* _PROBLEM STATEMENT_
Read the listing and extract each line that includes the word "into".

* _TASK MATERIAL_
■ ■ ■ ■ ■

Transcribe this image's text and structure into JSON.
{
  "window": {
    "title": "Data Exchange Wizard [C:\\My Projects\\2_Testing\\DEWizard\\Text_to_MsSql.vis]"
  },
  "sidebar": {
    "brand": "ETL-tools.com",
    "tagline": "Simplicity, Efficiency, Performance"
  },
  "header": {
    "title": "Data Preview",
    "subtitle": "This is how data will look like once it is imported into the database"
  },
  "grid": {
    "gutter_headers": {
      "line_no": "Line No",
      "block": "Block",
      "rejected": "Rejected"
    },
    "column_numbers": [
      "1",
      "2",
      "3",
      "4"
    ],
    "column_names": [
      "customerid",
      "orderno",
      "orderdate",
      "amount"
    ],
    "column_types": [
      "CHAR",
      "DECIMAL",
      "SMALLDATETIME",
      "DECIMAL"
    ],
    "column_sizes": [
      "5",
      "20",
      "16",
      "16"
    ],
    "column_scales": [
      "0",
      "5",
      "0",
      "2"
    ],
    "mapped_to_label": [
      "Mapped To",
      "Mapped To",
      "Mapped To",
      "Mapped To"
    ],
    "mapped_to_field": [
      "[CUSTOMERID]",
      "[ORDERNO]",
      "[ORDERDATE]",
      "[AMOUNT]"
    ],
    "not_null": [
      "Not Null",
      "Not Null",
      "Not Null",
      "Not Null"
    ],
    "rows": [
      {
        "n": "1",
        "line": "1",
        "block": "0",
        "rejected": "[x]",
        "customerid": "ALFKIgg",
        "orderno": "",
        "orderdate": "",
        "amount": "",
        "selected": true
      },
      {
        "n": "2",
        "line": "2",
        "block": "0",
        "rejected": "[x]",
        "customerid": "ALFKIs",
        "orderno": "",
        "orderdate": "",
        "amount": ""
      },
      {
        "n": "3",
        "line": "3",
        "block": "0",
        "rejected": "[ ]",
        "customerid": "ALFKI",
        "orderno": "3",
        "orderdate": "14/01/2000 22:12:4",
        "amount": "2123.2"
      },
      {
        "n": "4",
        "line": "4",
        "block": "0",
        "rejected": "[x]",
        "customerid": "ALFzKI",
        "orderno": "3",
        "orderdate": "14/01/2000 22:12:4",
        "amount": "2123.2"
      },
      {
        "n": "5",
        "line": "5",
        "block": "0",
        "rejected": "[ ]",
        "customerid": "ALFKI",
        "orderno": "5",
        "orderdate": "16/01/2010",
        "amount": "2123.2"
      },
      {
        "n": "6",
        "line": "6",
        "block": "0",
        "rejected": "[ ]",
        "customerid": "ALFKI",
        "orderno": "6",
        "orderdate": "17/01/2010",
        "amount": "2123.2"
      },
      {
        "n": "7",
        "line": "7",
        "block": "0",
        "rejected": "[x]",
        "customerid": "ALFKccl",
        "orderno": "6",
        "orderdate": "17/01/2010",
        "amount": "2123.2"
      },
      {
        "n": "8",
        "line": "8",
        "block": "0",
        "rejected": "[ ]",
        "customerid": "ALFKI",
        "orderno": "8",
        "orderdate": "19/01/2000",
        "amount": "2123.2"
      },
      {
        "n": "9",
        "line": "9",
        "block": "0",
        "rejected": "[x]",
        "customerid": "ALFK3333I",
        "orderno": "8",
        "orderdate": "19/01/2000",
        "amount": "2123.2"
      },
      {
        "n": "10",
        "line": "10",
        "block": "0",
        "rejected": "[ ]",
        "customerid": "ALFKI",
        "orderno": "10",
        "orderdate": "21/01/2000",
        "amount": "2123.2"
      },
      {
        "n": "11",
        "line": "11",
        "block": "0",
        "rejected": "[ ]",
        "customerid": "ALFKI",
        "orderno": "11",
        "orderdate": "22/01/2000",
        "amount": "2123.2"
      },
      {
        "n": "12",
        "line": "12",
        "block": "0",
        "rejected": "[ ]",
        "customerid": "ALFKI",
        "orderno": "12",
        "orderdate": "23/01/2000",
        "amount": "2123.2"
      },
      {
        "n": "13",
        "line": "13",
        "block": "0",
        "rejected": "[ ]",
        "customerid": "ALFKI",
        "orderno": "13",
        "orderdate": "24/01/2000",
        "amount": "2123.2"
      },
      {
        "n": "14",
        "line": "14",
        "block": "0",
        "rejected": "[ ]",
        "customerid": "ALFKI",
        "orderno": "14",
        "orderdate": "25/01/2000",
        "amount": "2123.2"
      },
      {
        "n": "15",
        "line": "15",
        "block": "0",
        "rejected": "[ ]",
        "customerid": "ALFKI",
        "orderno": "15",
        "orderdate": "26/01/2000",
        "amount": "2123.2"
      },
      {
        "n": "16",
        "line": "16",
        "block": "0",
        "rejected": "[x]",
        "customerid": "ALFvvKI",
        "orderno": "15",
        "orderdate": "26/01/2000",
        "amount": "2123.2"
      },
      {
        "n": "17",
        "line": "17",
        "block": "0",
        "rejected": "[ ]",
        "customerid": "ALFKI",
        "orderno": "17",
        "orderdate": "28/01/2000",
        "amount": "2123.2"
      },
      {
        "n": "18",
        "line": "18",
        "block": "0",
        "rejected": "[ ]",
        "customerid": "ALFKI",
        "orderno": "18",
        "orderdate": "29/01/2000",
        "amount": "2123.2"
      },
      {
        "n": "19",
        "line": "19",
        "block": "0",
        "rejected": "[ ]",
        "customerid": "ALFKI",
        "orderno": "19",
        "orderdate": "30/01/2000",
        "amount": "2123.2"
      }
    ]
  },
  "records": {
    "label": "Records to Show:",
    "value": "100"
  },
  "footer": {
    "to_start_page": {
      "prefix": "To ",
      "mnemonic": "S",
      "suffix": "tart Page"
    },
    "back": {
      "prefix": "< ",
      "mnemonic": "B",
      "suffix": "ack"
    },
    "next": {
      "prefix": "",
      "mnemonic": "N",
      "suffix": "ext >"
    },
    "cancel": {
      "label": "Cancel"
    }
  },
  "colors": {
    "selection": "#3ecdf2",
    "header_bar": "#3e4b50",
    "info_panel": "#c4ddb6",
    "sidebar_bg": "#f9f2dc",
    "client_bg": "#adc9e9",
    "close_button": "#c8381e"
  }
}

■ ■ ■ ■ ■

* _ANSWER TO THIS EXERCISE_
Transcribe this image's text and structure into JSON.
    "subtitle": "This is how data will look like once it is imported into the database"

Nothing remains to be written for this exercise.